  • BigDoho

    Proposition 8 supporters say, “It was reasonable for California voters to believe that restricting marriage to male-female unions will ‘increase the likelihood that children will be born and raised in stable and enduring family units by their own mothers and fathers.”‘ Californians, at one time in the history of this state, had laws that forbade intermarriage between people of Asian, Latino, and African American decent and people of Caucasian decent. Was that reasonable? No! Other U.S. states had laws supporting slavery and racism. These laws were also deemed reasonable at one time. Were those laws EVER reasonable? No! Immoral behavior will be snuffed out. Denying people equal protection under the law is un-excusable, and this practice must be abolished. The bigoted and homophobic supporters of Proposition 8 are on the wrong side of this debate. Americans are gradually coming to recognize that these intolerant ideas should be eradicated for the good of our society. Heterosexual support for the LGBT community is important to ensure that laws like Proposition 8 are no longer supported or even considered feasible.

  • BigDoho
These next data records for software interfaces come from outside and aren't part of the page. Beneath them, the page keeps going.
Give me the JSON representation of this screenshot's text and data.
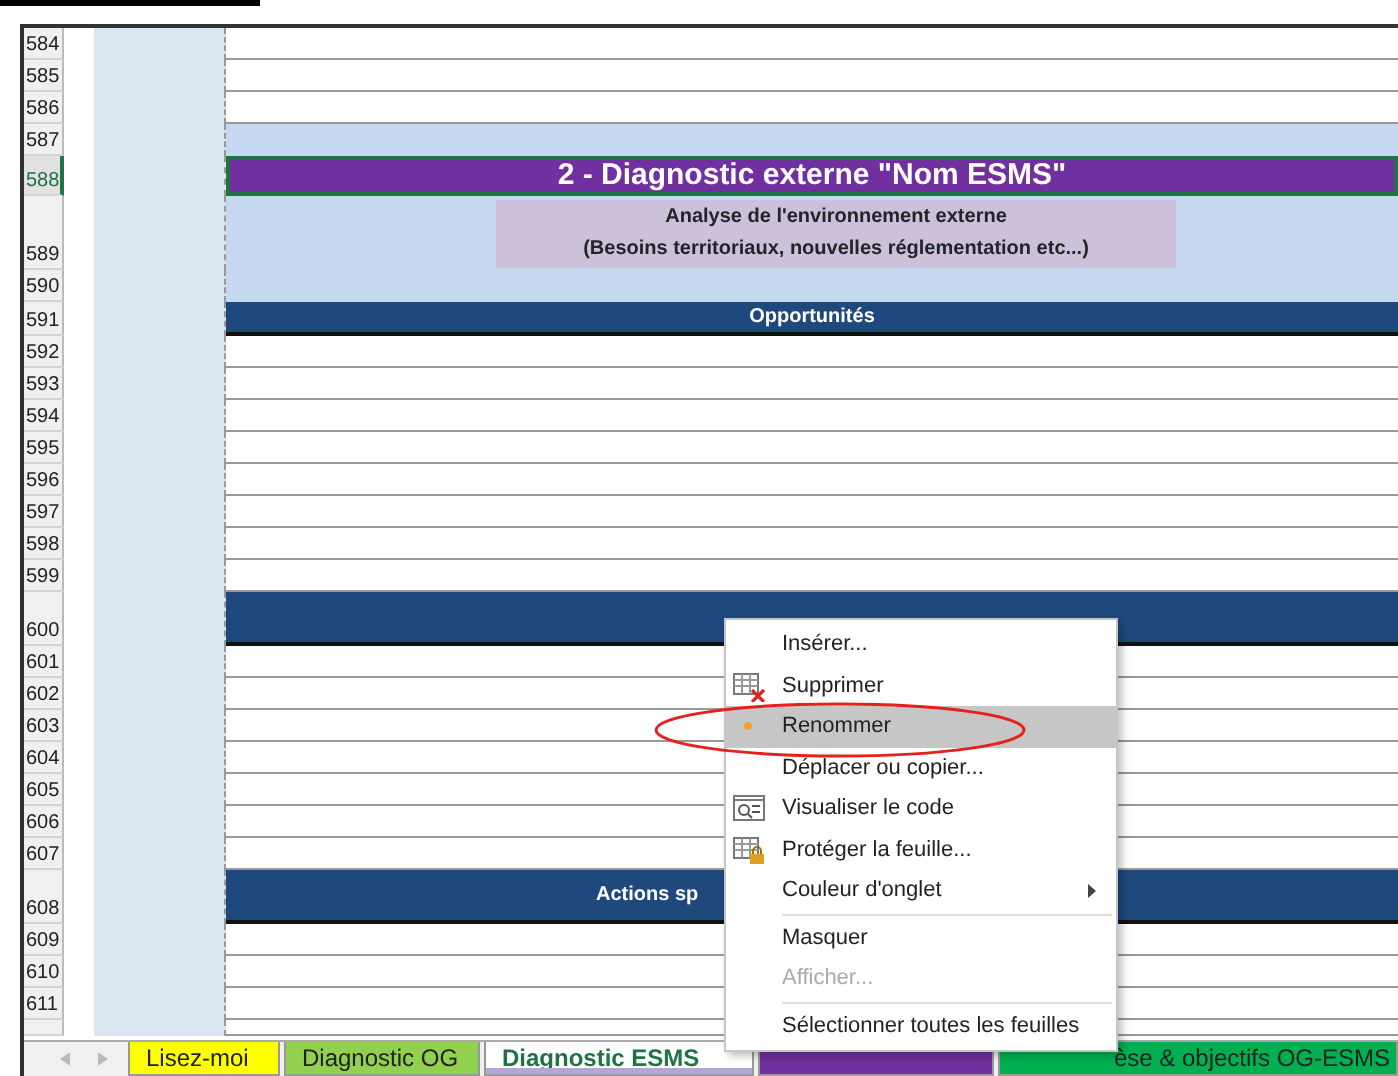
{
  "sheet": {
    "rows": [
      {
        "number": "584",
        "kind": "blank",
        "selected": false
      },
      {
        "number": "585",
        "kind": "blank",
        "selected": false
      },
      {
        "number": "586",
        "kind": "blank",
        "selected": false
      },
      {
        "number": "587",
        "kind": "band",
        "selected": false
      },
      {
        "number": "588",
        "kind": "title",
        "selected": true,
        "text": "2 - Diagnostic externe \"Nom ESMS\""
      },
      {
        "number": "589",
        "kind": "subtitle",
        "selected": false,
        "lines": [
          "Analyse de l'environnement externe",
          "(Besoins territoriaux, nouvelles réglementation etc...)"
        ]
      },
      {
        "number": "590",
        "kind": "band",
        "selected": false
      },
      {
        "number": "591",
        "kind": "section",
        "selected": false,
        "text": "Opportunités"
      },
      {
        "number": "592",
        "kind": "blank",
        "selected": false
      },
      {
        "number": "593",
        "kind": "blank",
        "selected": false
      },
      {
        "number": "594",
        "kind": "blank",
        "selected": false
      },
      {
        "number": "595",
        "kind": "blank",
        "selected": false
      },
      {
        "number": "596",
        "kind": "blank",
        "selected": false
      },
      {
        "number": "597",
        "kind": "blank",
        "selected": false
      },
      {
        "number": "598",
        "kind": "blank",
        "selected": false
      },
      {
        "number": "599",
        "kind": "blank",
        "selected": false
      },
      {
        "number": "600",
        "kind": "section-tall",
        "selected": false
      },
      {
        "number": "601",
        "kind": "blank",
        "selected": false
      },
      {
        "number": "602",
        "kind": "blank",
        "selected": false
      },
      {
        "number": "603",
        "kind": "blank",
        "selected": false
      },
      {
        "number": "604",
        "kind": "blank",
        "selected": false
      },
      {
        "number": "605",
        "kind": "blank",
        "selected": false
      },
      {
        "number": "606",
        "kind": "blank",
        "selected": false
      },
      {
        "number": "607",
        "kind": "blank",
        "selected": false
      },
      {
        "number": "608",
        "kind": "section-tall",
        "selected": false,
        "text": "Actions sp"
      },
      {
        "number": "609",
        "kind": "blank",
        "selected": false
      },
      {
        "number": "610",
        "kind": "blank",
        "selected": false
      },
      {
        "number": "611",
        "kind": "blank",
        "selected": false
      },
      {
        "kind": "partial",
        "selected": false
      }
    ]
  },
  "sheet_tabs": [
    {
      "label": "Lisez-moi",
      "color": "#ffff00",
      "selected": false
    },
    {
      "label": "Diagnostic OG",
      "color": "#92d050",
      "selected": false
    },
    {
      "label": "Diagnostic ESMS",
      "color": "#b4a7d6",
      "selected": true
    },
    {
      "color": "#7030a0",
      "selected": false
    },
    {
      "label": "èse & objectifs OG-ESMS",
      "color": "#00b050",
      "selected": false
    }
  ],
  "context_menu": {
    "items": [
      {
        "label": "Insérer...",
        "kind": "item",
        "disabled": false,
        "selected": false
      },
      {
        "label": "Supprimer",
        "kind": "delete",
        "disabled": false,
        "selected": false
      },
      {
        "label": "Renommer",
        "kind": "item",
        "disabled": false,
        "selected": true
      },
      {
        "label": "Déplacer ou copier...",
        "kind": "item",
        "disabled": false,
        "selected": false
      },
      {
        "label": "Visualiser le code",
        "kind": "code",
        "disabled": false,
        "selected": false
      },
      {
        "label": "Protéger la feuille...",
        "kind": "protect",
        "disabled": false,
        "selected": false
      },
      {
        "label": "Couleur d'onglet",
        "kind": "submenu",
        "disabled": false,
        "selected": false
      },
      {
        "kind": "separator"
      },
      {
        "label": "Masquer",
        "kind": "item",
        "disabled": false,
        "selected": false
      },
      {
        "label": "Afficher...",
        "kind": "item",
        "disabled": true,
        "selected": false
      },
      {
        "kind": "separator"
      },
      {
        "label": "Sélectionner toutes les feuilles",
        "kind": "item",
        "disabled": false,
        "selected": false
      }
    ]
  }
}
    Proposition 8 supporters say, “It was reasonable for California voters to believe that restricting marriage to male-female unions will ‘increase the likelihood that children will be born and raised in stable and enduring family units by their own mothers and fathers.”‘ Californians, at one time in the history of this state, had laws that forbade intermarriage between people of Asian, Latino, and African American decent and people of Caucasian decent. Was that reasonable? No! Other U.S. states had laws supporting slavery and racism. These laws were also deemed reasonable at one time. Were those laws EVER reasonable? No! Immoral behavior will be snuffed out. Denying people equal protection under the law is un-excusable, and this practice must be abolished. The bigoted and homophobic supporters of Proposition 8 are on the wrong side of this debate. Americans are gradually coming to recognize that these intolerant ideas should be eradicated for the good of our society. Heterosexual support for the LGBT community is important to ensure that laws like Proposition 8 are no longer supported or even considered feasible.

  • BigDoho
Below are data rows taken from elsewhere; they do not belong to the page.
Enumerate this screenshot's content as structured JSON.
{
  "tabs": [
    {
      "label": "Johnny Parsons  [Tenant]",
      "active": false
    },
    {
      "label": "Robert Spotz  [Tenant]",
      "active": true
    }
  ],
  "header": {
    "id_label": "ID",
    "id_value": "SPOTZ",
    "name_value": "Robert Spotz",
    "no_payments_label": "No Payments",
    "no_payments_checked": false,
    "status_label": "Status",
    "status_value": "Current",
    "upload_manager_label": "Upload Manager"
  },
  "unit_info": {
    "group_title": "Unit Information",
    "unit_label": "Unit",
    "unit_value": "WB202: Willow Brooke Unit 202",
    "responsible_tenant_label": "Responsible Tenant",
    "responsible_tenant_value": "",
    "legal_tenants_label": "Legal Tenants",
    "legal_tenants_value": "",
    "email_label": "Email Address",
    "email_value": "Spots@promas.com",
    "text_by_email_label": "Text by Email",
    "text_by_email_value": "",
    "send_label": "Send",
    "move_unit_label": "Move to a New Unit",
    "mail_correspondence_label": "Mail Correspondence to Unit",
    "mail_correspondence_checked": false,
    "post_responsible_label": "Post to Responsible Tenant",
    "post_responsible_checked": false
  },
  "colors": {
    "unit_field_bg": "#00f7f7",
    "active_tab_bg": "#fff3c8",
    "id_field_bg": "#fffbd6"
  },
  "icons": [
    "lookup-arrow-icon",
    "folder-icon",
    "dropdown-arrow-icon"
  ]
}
    Proposition 8 supporters say, “It was reasonable for California voters to believe that restricting marriage to male-female unions will ‘increase the likelihood that children will be born and raised in stable and enduring family units by their own mothers and fathers.”‘ Californians, at one time in the history of this state, had laws that forbade intermarriage between people of Asian, Latino, and African American decent and people of Caucasian decent. Was that reasonable? No! Other U.S. states had laws supporting slavery and racism. These laws were also deemed reasonable at one time. Were those laws EVER reasonable? No! Immoral behavior will be snuffed out. Denying people equal protection under the law is un-excusable, and this practice must be abolished. The bigoted and homophobic supporters of Proposition 8 are on the wrong side of this debate. Americans are gradually coming to recognize that these intolerant ideas should be eradicated for the good of our society. Heterosexual support for the LGBT community is important to ensure that laws like Proposition 8 are no longer supported or even considered feasible.